After Pro-Israel Conference, Gaps Remain Between Netanyahu and Obama

My wrap-up of reporting on the AIPAC conference and implications for war with Iran. Again, I ask, is this really something Mighty AIPAC needed to be afraid of? Oringinally appeared at Inter Press Service News

WASHINGTON, Mar 7, 2012 (IPS) – More than 10,000 U.S. citizens descended on Capitol Hill Tuesday under the direction of the American Israel Public Affairs Committee (AIPAC), the leading voice of the powerful Israel lobby here, to urge their congressional representatives to take a more

Mitt Romney addressed AIPAC's policy conference via satellite feed

aggressive stance towards Iran.

Their swarming of Congressional offices marked the final act of their annual three-day conference, which this year featured speeches by President Barack Obama, Israeli Prime Minister Benjamin Netanyahu, three of the four leading Republican contenders for the White House this fall, and the top leaders of both parties in Congress.

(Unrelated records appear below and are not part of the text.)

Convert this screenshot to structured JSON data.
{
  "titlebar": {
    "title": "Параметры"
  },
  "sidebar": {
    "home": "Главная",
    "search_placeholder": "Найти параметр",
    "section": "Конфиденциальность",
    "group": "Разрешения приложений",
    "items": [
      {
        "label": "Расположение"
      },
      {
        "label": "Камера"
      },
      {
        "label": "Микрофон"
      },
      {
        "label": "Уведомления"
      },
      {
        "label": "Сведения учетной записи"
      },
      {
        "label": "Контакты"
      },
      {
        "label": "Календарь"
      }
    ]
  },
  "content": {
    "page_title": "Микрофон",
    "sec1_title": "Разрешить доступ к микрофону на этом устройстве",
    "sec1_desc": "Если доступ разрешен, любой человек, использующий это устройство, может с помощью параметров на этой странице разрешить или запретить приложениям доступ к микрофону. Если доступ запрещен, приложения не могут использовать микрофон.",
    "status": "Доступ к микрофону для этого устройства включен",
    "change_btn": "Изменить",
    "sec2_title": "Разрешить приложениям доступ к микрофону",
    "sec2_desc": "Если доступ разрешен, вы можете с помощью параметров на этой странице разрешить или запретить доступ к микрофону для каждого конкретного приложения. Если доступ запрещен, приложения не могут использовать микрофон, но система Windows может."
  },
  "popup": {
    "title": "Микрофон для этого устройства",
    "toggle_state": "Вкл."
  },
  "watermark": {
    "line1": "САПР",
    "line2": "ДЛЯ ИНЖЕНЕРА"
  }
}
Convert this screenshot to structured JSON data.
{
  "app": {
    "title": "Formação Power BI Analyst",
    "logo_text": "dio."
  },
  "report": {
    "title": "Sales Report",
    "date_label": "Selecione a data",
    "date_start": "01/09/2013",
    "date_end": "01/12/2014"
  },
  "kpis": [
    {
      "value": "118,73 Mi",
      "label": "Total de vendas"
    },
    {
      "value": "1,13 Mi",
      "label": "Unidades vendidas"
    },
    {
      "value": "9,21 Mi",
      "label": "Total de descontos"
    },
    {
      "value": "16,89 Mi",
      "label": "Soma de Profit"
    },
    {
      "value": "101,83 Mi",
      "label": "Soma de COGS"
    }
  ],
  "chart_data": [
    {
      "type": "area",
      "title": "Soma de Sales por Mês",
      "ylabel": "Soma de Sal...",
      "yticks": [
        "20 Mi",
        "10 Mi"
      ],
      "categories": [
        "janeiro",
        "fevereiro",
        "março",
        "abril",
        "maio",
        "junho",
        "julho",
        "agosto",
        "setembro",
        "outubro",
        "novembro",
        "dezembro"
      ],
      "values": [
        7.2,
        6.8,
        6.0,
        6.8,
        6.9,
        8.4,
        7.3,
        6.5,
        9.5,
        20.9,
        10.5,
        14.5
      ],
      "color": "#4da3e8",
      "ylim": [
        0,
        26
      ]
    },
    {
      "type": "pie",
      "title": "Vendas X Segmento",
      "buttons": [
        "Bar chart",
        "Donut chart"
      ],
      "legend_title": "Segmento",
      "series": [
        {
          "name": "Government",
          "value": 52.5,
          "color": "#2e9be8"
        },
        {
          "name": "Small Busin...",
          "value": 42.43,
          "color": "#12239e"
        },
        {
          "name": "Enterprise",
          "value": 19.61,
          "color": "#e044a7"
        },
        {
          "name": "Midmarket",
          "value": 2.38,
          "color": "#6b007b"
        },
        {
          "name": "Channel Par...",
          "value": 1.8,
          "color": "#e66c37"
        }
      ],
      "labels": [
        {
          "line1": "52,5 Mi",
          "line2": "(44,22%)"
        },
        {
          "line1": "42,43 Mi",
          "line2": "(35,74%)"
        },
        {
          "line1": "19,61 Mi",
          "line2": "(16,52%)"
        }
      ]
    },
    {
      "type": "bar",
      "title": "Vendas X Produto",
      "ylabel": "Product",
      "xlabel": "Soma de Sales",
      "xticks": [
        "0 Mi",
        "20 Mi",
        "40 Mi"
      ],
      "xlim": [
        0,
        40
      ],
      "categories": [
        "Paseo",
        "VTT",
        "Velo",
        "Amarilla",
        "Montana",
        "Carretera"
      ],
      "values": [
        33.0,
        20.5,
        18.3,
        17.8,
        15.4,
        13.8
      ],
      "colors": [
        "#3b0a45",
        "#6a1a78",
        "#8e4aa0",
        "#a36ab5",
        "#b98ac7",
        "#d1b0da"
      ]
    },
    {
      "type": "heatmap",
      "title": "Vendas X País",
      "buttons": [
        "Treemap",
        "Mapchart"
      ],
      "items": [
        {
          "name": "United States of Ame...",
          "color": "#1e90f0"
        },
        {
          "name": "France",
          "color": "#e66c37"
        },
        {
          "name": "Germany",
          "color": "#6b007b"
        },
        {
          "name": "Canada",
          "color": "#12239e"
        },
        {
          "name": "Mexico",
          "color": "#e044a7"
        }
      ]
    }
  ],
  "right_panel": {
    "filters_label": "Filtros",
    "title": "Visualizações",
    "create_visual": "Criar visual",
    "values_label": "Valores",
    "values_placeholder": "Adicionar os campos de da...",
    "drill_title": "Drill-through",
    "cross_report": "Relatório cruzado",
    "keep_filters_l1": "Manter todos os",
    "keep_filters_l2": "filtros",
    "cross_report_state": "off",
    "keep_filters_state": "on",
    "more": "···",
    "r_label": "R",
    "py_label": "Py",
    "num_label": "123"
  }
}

The dominant theme of the conference was Iran’s presumed effort to develop nuclear weapons and what to do about it. The tone was heavily tilted toward actual or an increased threat of military action. This stands in stark contrast to Tuesday’s announcement that the U.S., United Kingdom, France, China, Russia and Germany had agreed to resume talks with Iran in hopes of reaching a diplomatic resolution on the Iranian nuclear programme.

President Obama’s speech, at the conference’s opening plenary and ahead of his meeting with Netanyahu the following day, reaffirmed his administration’s policy of applying “crippling” economic sanctions on Iran and leaving the military option as a last resort.

For his part, Netanyahu, who has recently been increasingly vocal about the need for stronger action regarding Iran, tried to strike a balance between avoiding a confrontational tone with Obama similar to the one he took during his controversial trip to Washington for last year’s AIPAC conference, and holding fast to his position that sanctions and diplomacy are not succeeding in their aim to deter Iran from its alleged pursuit of nuclear weapons.

One key area of disagreement between Netanyahu and Obama is where the critical “red line” would be drawn with Iran. Would it be at the point where Iran was about to actually acquire a nuclear weapon, or merely at it gaining the technical capability to do so, a point many analysts believe Iran has already reached.  Continue reading

Ahead Of AIPAC Conference, Israeli Pressure On US For Red Lines On Iran Picks Up Steam

This article originally appeared at LobeLog, a blog well worth following if you want up to date and incisive analysis of US foreign policy on the Mideast. 

With the annual policy convention of the American Israel Public Affairs Committee (AIPAC) coming up in just a few days, many observers are expecting this to be the time when Israel pushes its hardest on the United States to take a more aggressive stance in its ongoing confrontation with Iran over the latter’s nuclear program.

With four days to go, it seems that the Israeli push is picking up steam.

Ha’aretz reports today that Prime Minister Benjamin Netanyahu plans to “publicly harden his line against Iran” before he meets with US President Barack Obama on March 5. This is an important piece of timing, as Obama will be speaking at the AIPAC conference on the 4th, the day before Netanyahu meets with him.

To an extent, then, Netanyahu is already making it clear to the AIPAC audience what they should be looking for in the President’s speech, as well as communicating a warning to Obama about what Netanyahu expects from him.

This is only one piece of the gathering pressure. Obama will be walking into something of a lion’s den at AIPAC, much more so than last year, when the President spent weeks after the conference dealing with the political fallout from wide, and often intentional, misinterpretations of his speech and his testy scenes with the Israeli Prime Minister. Continue reading

The Withering Away of the State(s)

In my latest piece for Souciant, I get a chance to really develop the view that the two-state solution has been killed, and what frustrated two-staters like myself, and maybe many of you, need to do to develop a new vision of a workable solution that addresses Palestinian freedom as well as the national and individual rights of all Israelis and Palestinians.